The .doc format is much clearer. BLOSUM62 Substitution Matrix

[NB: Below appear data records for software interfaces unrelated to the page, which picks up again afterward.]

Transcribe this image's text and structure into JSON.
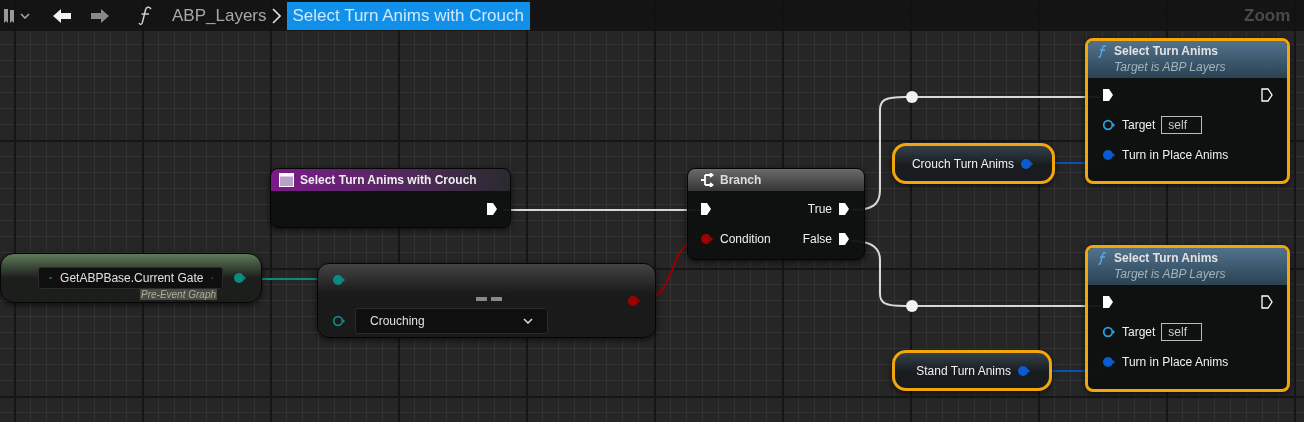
{
  "toolbar": {
    "breadcrumb": "ABP_Layers",
    "title": "Select Turn Anims with Crouch",
    "zoom_label": "Zoom"
  },
  "nodes": [
    {
      "kind": "function",
      "title": "Select Turn Anims",
      "subtitle": "Target is ABP Layers",
      "target_label": "Target",
      "target_value": "self",
      "param_label": "Turn in Place Anims",
      "selected": true
    },
    {
      "kind": "variable",
      "label": "Crouch Turn Anims",
      "selected": true
    },
    {
      "kind": "event",
      "title": "Select Turn Anims with Crouch",
      "selected": false
    },
    {
      "kind": "branch",
      "title": "Branch",
      "condition_label": "Condition",
      "true_label": "True",
      "false_label": "False",
      "selected": false
    },
    {
      "kind": "getter",
      "value": "GetABPBase.Current Gate",
      "context": "Pre-Event Graph",
      "selected": false
    },
    {
      "kind": "compare",
      "value": "Crouching",
      "selected": false
    },
    {
      "kind": "function",
      "title": "Select Turn Anims",
      "subtitle": "Target is ABP Layers",
      "target_label": "Target",
      "target_value": "self",
      "param_label": "Turn in Place Anims",
      "selected": true
    },
    {
      "kind": "variable",
      "label": "Stand Turn Anims",
      "selected": true
    }
  ]
}
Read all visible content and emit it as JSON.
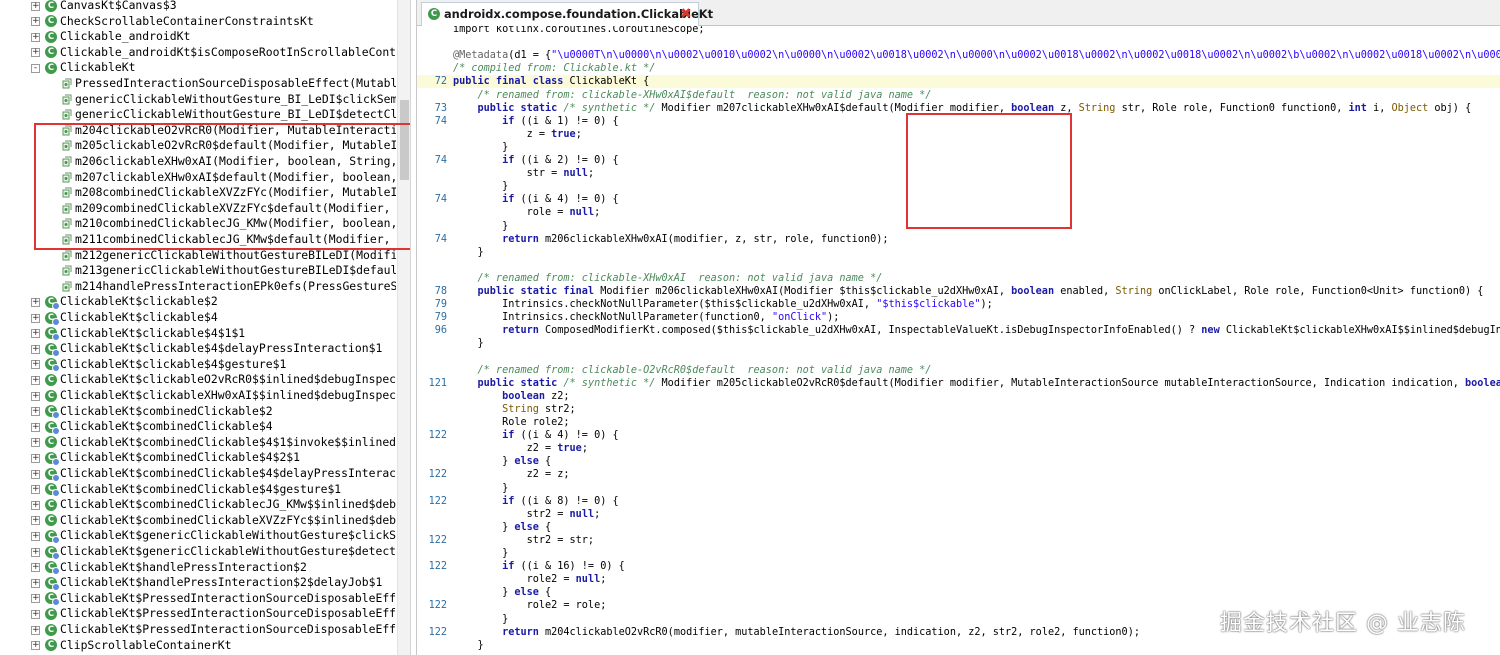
{
  "tree": {
    "items": [
      {
        "label": "CanvasKt$Canvas$3",
        "kind": "class",
        "indent": 1,
        "expander": "+"
      },
      {
        "label": "CheckScrollableContainerConstraintsKt",
        "kind": "class",
        "indent": 1,
        "expander": "+"
      },
      {
        "label": "Clickable_androidKt",
        "kind": "class",
        "indent": 1,
        "expander": "+"
      },
      {
        "label": "Clickable_androidKt$isComposeRootInScrollableContai",
        "kind": "class",
        "indent": 1,
        "expander": "+"
      },
      {
        "label": "ClickableKt",
        "kind": "class",
        "indent": 1,
        "expander": "-"
      },
      {
        "label": "PressedInteractionSourceDisposableEffect(MutableI",
        "kind": "method",
        "indent": 2
      },
      {
        "label": "genericClickableWithoutGesture_BI_LeDI$clickSemar",
        "kind": "method",
        "indent": 2
      },
      {
        "label": "genericClickableWithoutGesture_BI_LeDI$detectClic",
        "kind": "method",
        "indent": 2
      },
      {
        "label": "m204clickableO2vRcR0(Modifier, MutableInteraction",
        "kind": "method",
        "indent": 2
      },
      {
        "label": "m205clickableO2vRcR0$default(Modifier, MutableInt",
        "kind": "method",
        "indent": 2
      },
      {
        "label": "m206clickableXHw0xAI(Modifier, boolean, String, F",
        "kind": "method",
        "indent": 2
      },
      {
        "label": "m207clickableXHw0xAI$default(Modifier, boolean, S",
        "kind": "method",
        "indent": 2
      },
      {
        "label": "m208combinedClickableXVZzFYc(Modifier, MutableInt",
        "kind": "method",
        "indent": 2
      },
      {
        "label": "m209combinedClickableXVZzFYc$default(Modifier, Mu",
        "kind": "method",
        "indent": 2
      },
      {
        "label": "m210combinedClickablecJG_KMw(Modifier, boolean, S",
        "kind": "method",
        "indent": 2
      },
      {
        "label": "m211combinedClickablecJG_KMw$default(Modifier, bo",
        "kind": "method",
        "indent": 2
      },
      {
        "label": "m212genericClickableWithoutGestureBILeDI(Modifier",
        "kind": "method",
        "indent": 2
      },
      {
        "label": "m213genericClickableWithoutGestureBILeDI$default(",
        "kind": "method",
        "indent": 2
      },
      {
        "label": "m214handlePressInteractionEPk0efs(PressGestureSco",
        "kind": "method",
        "indent": 2
      },
      {
        "label": "ClickableKt$clickable$2",
        "kind": "inner",
        "indent": 1,
        "expander": "+"
      },
      {
        "label": "ClickableKt$clickable$4",
        "kind": "inner",
        "indent": 1,
        "expander": "+"
      },
      {
        "label": "ClickableKt$clickable$4$1$1",
        "kind": "inner",
        "indent": 1,
        "expander": "+"
      },
      {
        "label": "ClickableKt$clickable$4$delayPressInteraction$1",
        "kind": "inner",
        "indent": 1,
        "expander": "+"
      },
      {
        "label": "ClickableKt$clickable$4$gesture$1",
        "kind": "inner",
        "indent": 1,
        "expander": "+"
      },
      {
        "label": "ClickableKt$clickableO2vRcR0$$inlined$debugInspecto",
        "kind": "class",
        "indent": 1,
        "expander": "+"
      },
      {
        "label": "ClickableKt$clickableXHw0xAI$$inlined$debugInspecto",
        "kind": "class",
        "indent": 1,
        "expander": "+"
      },
      {
        "label": "ClickableKt$combinedClickable$2",
        "kind": "inner",
        "indent": 1,
        "expander": "+"
      },
      {
        "label": "ClickableKt$combinedClickable$4",
        "kind": "inner",
        "indent": 1,
        "expander": "+"
      },
      {
        "label": "ClickableKt$combinedClickable$4$1$invoke$$inlined$o",
        "kind": "class",
        "indent": 1,
        "expander": "+"
      },
      {
        "label": "ClickableKt$combinedClickable$4$2$1",
        "kind": "inner",
        "indent": 1,
        "expander": "+"
      },
      {
        "label": "ClickableKt$combinedClickable$4$delayPressInteracti",
        "kind": "inner",
        "indent": 1,
        "expander": "+"
      },
      {
        "label": "ClickableKt$combinedClickable$4$gesture$1",
        "kind": "inner",
        "indent": 1,
        "expander": "+"
      },
      {
        "label": "ClickableKt$combinedClickablecJG_KMw$$inlined$debug",
        "kind": "class",
        "indent": 1,
        "expander": "+"
      },
      {
        "label": "ClickableKt$combinedClickableXVZzFYc$$inlined$debug",
        "kind": "class",
        "indent": 1,
        "expander": "+"
      },
      {
        "label": "ClickableKt$genericClickableWithoutGesture$clickSem",
        "kind": "inner",
        "indent": 1,
        "expander": "+"
      },
      {
        "label": "ClickableKt$genericClickableWithoutGesture$detectCl",
        "kind": "inner",
        "indent": 1,
        "expander": "+"
      },
      {
        "label": "ClickableKt$handlePressInteraction$2",
        "kind": "inner",
        "indent": 1,
        "expander": "+"
      },
      {
        "label": "ClickableKt$handlePressInteraction$2$delayJob$1",
        "kind": "inner",
        "indent": 1,
        "expander": "+"
      },
      {
        "label": "ClickableKt$PressedInteractionSourceDisposableEffec",
        "kind": "inner",
        "indent": 1,
        "expander": "+"
      },
      {
        "label": "ClickableKt$PressedInteractionSourceDisposableEffec",
        "kind": "class",
        "indent": 1,
        "expander": "+"
      },
      {
        "label": "ClickableKt$PressedInteractionSourceDisposableEffec",
        "kind": "class",
        "indent": 1,
        "expander": "+"
      },
      {
        "label": "ClipScrollableContainerKt",
        "kind": "class",
        "indent": 1,
        "expander": "+"
      }
    ]
  },
  "editor": {
    "tab_title": "androidx.compose.foundation.ClickableKt",
    "tab_close": "✖",
    "lines": [
      {
        "num": "",
        "segs": [
          [
            "",
            "import kotlinx.coroutines.CoroutineScope;"
          ]
        ]
      },
      {
        "num": "",
        "segs": [
          [
            "",
            ""
          ]
        ]
      },
      {
        "num": "",
        "segs": [
          [
            "an",
            "@Metadata"
          ],
          [
            "",
            "(d1 = {"
          ],
          [
            "st",
            "\"\\u0000T\\n\\u0000\\n\\u0002\\u0010\\u0002\\n\\u0000\\n\\u0002\\u0018\\u0002\\n\\u0000\\n\\u0002\\u0018\\u0002\\n\\u0002\\u0018\\u0002\\n\\u0002\\b\\u0002\\n\\u0002\\u0018\\u0002\\n\\u0000\\n\\u0002"
          ]
        ]
      },
      {
        "num": "",
        "segs": [
          [
            "cm",
            "/* compiled from: Clickable.kt */"
          ]
        ]
      },
      {
        "num": "72",
        "hl": true,
        "segs": [
          [
            "kw",
            "public final class "
          ],
          [
            "",
            "ClickableKt {"
          ]
        ]
      },
      {
        "num": "",
        "segs": [
          [
            "cm",
            "    /* renamed from: clickable-XHw0xAI$default  reason: not valid java name */"
          ]
        ]
      },
      {
        "num": "73",
        "segs": [
          [
            "kw",
            "    public static "
          ],
          [
            "cm",
            "/* synthetic */ "
          ],
          [
            "",
            "Modifier m207clickableXHw0xAI$default(Modifier modifier, "
          ],
          [
            "kw",
            "boolean "
          ],
          [
            "",
            "z, "
          ],
          [
            "ty",
            "String "
          ],
          [
            "",
            "str, Role role, Function0 function0, "
          ],
          [
            "kw",
            "int "
          ],
          [
            "",
            "i, "
          ],
          [
            "ty",
            "Object "
          ],
          [
            "",
            "obj) {"
          ]
        ]
      },
      {
        "num": "74",
        "segs": [
          [
            "kw",
            "        if "
          ],
          [
            "",
            "((i & 1) != 0) {"
          ]
        ]
      },
      {
        "num": "",
        "segs": [
          [
            "",
            "            z = "
          ],
          [
            "kw",
            "true"
          ],
          [
            "",
            ";"
          ]
        ]
      },
      {
        "num": "",
        "segs": [
          [
            "",
            "        }"
          ]
        ]
      },
      {
        "num": "74",
        "segs": [
          [
            "kw",
            "        if "
          ],
          [
            "",
            "((i & 2) != 0) {"
          ]
        ]
      },
      {
        "num": "",
        "segs": [
          [
            "",
            "            str = "
          ],
          [
            "kw",
            "null"
          ],
          [
            "",
            ";"
          ]
        ]
      },
      {
        "num": "",
        "segs": [
          [
            "",
            "        }"
          ]
        ]
      },
      {
        "num": "74",
        "segs": [
          [
            "kw",
            "        if "
          ],
          [
            "",
            "((i & 4) != 0) {"
          ]
        ]
      },
      {
        "num": "",
        "segs": [
          [
            "",
            "            role = "
          ],
          [
            "kw",
            "null"
          ],
          [
            "",
            ";"
          ]
        ]
      },
      {
        "num": "",
        "segs": [
          [
            "",
            "        }"
          ]
        ]
      },
      {
        "num": "74",
        "segs": [
          [
            "kw",
            "        return "
          ],
          [
            "",
            "m206clickableXHw0xAI(modifier, z, str, role, function0);"
          ]
        ]
      },
      {
        "num": "",
        "segs": [
          [
            "",
            "    }"
          ]
        ]
      },
      {
        "num": "",
        "segs": [
          [
            "",
            ""
          ]
        ]
      },
      {
        "num": "",
        "segs": [
          [
            "cm",
            "    /* renamed from: clickable-XHw0xAI  reason: not valid java name */"
          ]
        ]
      },
      {
        "num": "78",
        "segs": [
          [
            "kw",
            "    public static final "
          ],
          [
            "",
            "Modifier m206clickableXHw0xAI(Modifier $this$clickable_u2dXHw0xAI, "
          ],
          [
            "kw",
            "boolean "
          ],
          [
            "",
            "enabled, "
          ],
          [
            "ty",
            "String "
          ],
          [
            "",
            "onClickLabel, Role role, Function0<Unit> function0) {"
          ]
        ]
      },
      {
        "num": "79",
        "segs": [
          [
            "",
            "        Intrinsics.checkNotNullParameter($this$clickable_u2dXHw0xAI, "
          ],
          [
            "st",
            "\"$this$clickable\""
          ],
          [
            "",
            ");"
          ]
        ]
      },
      {
        "num": "79",
        "segs": [
          [
            "",
            "        Intrinsics.checkNotNullParameter(function0, "
          ],
          [
            "st",
            "\"onClick\""
          ],
          [
            "",
            ");"
          ]
        ]
      },
      {
        "num": "96",
        "segs": [
          [
            "kw",
            "        return "
          ],
          [
            "",
            "ComposedModifierKt.composed($this$clickable_u2dXHw0xAI, InspectableValueKt.isDebugInspectorInfoEnabled() ? "
          ],
          [
            "kw",
            "new "
          ],
          [
            "",
            "ClickableKt$clickableXHw0xAI$$inlined$debugInspectorInfo"
          ]
        ]
      },
      {
        "num": "",
        "segs": [
          [
            "",
            "    }"
          ]
        ]
      },
      {
        "num": "",
        "segs": [
          [
            "",
            ""
          ]
        ]
      },
      {
        "num": "",
        "segs": [
          [
            "cm",
            "    /* renamed from: clickable-O2vRcR0$default  reason: not valid java name */"
          ]
        ]
      },
      {
        "num": "121",
        "segs": [
          [
            "kw",
            "    public static "
          ],
          [
            "cm",
            "/* synthetic */ "
          ],
          [
            "",
            "Modifier m205clickableO2vRcR0$default(Modifier modifier, MutableInteractionSource mutableInteractionSource, Indication indication, "
          ],
          [
            "kw",
            "boolean "
          ],
          [
            "",
            "z, "
          ],
          [
            "ty",
            "String"
          ]
        ]
      },
      {
        "num": "",
        "segs": [
          [
            "kw",
            "        boolean "
          ],
          [
            "",
            "z2;"
          ]
        ]
      },
      {
        "num": "",
        "segs": [
          [
            "ty",
            "        String "
          ],
          [
            "",
            "str2;"
          ]
        ]
      },
      {
        "num": "",
        "segs": [
          [
            "",
            "        Role role2;"
          ]
        ]
      },
      {
        "num": "122",
        "segs": [
          [
            "kw",
            "        if "
          ],
          [
            "",
            "((i & 4) != 0) {"
          ]
        ]
      },
      {
        "num": "",
        "segs": [
          [
            "",
            "            z2 = "
          ],
          [
            "kw",
            "true"
          ],
          [
            "",
            ";"
          ]
        ]
      },
      {
        "num": "",
        "segs": [
          [
            "",
            "        } "
          ],
          [
            "kw",
            "else "
          ],
          [
            "",
            "{"
          ]
        ]
      },
      {
        "num": "122",
        "segs": [
          [
            "",
            "            z2 = z;"
          ]
        ]
      },
      {
        "num": "",
        "segs": [
          [
            "",
            "        }"
          ]
        ]
      },
      {
        "num": "122",
        "segs": [
          [
            "kw",
            "        if "
          ],
          [
            "",
            "((i & 8) != 0) {"
          ]
        ]
      },
      {
        "num": "",
        "segs": [
          [
            "",
            "            str2 = "
          ],
          [
            "kw",
            "null"
          ],
          [
            "",
            ";"
          ]
        ]
      },
      {
        "num": "",
        "segs": [
          [
            "",
            "        } "
          ],
          [
            "kw",
            "else "
          ],
          [
            "",
            "{"
          ]
        ]
      },
      {
        "num": "122",
        "segs": [
          [
            "",
            "            str2 = str;"
          ]
        ]
      },
      {
        "num": "",
        "segs": [
          [
            "",
            "        }"
          ]
        ]
      },
      {
        "num": "122",
        "segs": [
          [
            "kw",
            "        if "
          ],
          [
            "",
            "((i & 16) != 0) {"
          ]
        ]
      },
      {
        "num": "",
        "segs": [
          [
            "",
            "            role2 = "
          ],
          [
            "kw",
            "null"
          ],
          [
            "",
            ";"
          ]
        ]
      },
      {
        "num": "",
        "segs": [
          [
            "",
            "        } "
          ],
          [
            "kw",
            "else "
          ],
          [
            "",
            "{"
          ]
        ]
      },
      {
        "num": "122",
        "segs": [
          [
            "",
            "            role2 = role;"
          ]
        ]
      },
      {
        "num": "",
        "segs": [
          [
            "",
            "        }"
          ]
        ]
      },
      {
        "num": "122",
        "segs": [
          [
            "kw",
            "        return "
          ],
          [
            "",
            "m204clickableO2vRcR0(modifier, mutableInteractionSource, indication, z2, str2, role2, function0);"
          ]
        ]
      },
      {
        "num": "",
        "segs": [
          [
            "",
            "    }"
          ]
        ]
      }
    ]
  },
  "watermark": "掘金技术社区 @ 业志陈",
  "colors": {
    "highlight_box": "#e03333",
    "class_icon": "#3f9a4c",
    "keyword": "#1a1aa6",
    "comment": "#4b8b5a",
    "line_number": "#2c6da3"
  }
}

This table depicts the observed substitutions found in a broad sampling from the aligned segments of polypeptides. The precise method of calculation gets a bit abstruse, but an illustration may demystify some aspects. The procedure for calculating a BLOSUM matrix is based on a likelihood method estimating the occurrence of each possible pairwise substitution. A very simple illustration of such a calculation for a very short segment is given below to illustrate the process. The polypeptides were initially aligned using an identity scoring matrix. Only aligned blocks are used to calculate the BLOSUMs. Assume that the following 5 proteins were aligned as follows: AVAAA AVAAA AVAAA AVLAA VVAAL First, we have to decide whether each sequence should count equally in this process. If this database were a global representation, they should. However, databases of today typically overrepresent certain classes of proteins. Therefore, the first step is to reduce this overrepresentation and make the dataset more representative. One method of doing this is to count all the identical blocks as if they were a single block, reducing the aligned database to: AVAAA AVLAA VVAAL Next, at each position, we must calculate the observed and expected pairwise substitutions. At position 1, we have: A A AA, AV, AV are the observed substitutions. Without specifying the necessary calculations, one V can see that the substitution of A for A or A for V are quite likely and that AX is not! Why is BLOSUM62 called BLOSUM62? Basically, this is because all blocks whose members shared at least 62% identity with ANY other member of that block were averaged and represented as 1 sequence. How would this work with our example? AVAAA AVAAA AVAAA AVLAA VVAAL 14 are all 80% identical to each other. Sequence 5 is less than 62% (it is 60% identical to 13 and t0 #4). This means that the BLOCK used to make a BLOSUM62 would be: (note the averaging!) AVA_{(3/4)}AA _{} L_{(1/4)} VVA_{*****}AL How does the matrix relate to structural similarity? Most biochemists group the amino acids as follows: G,A,V,L,I, M aliphatic (though some would not include G) S,T,C hydroxyl, sulfhydryl, polar N,Q amide side chains F,W,Y aromatic H,K,R basic D,E acidic Some rather anomalous substitutions relative to these groupings are highlighted below. For example, it seems VERY surprising to me that KE substitution is not unusual. That changes charge! This suggests that what evolution thinks is "similar" is not necessarily similar to the molecular biologist. (Of course, it is also possible that KE substitution in one position is also often correlated with a EK substitution elsewhere, and that what one retains is the electrostatic interaction between charged residues. Much like GC or CG compensating mutations in stemloops of RNA secondary structures.)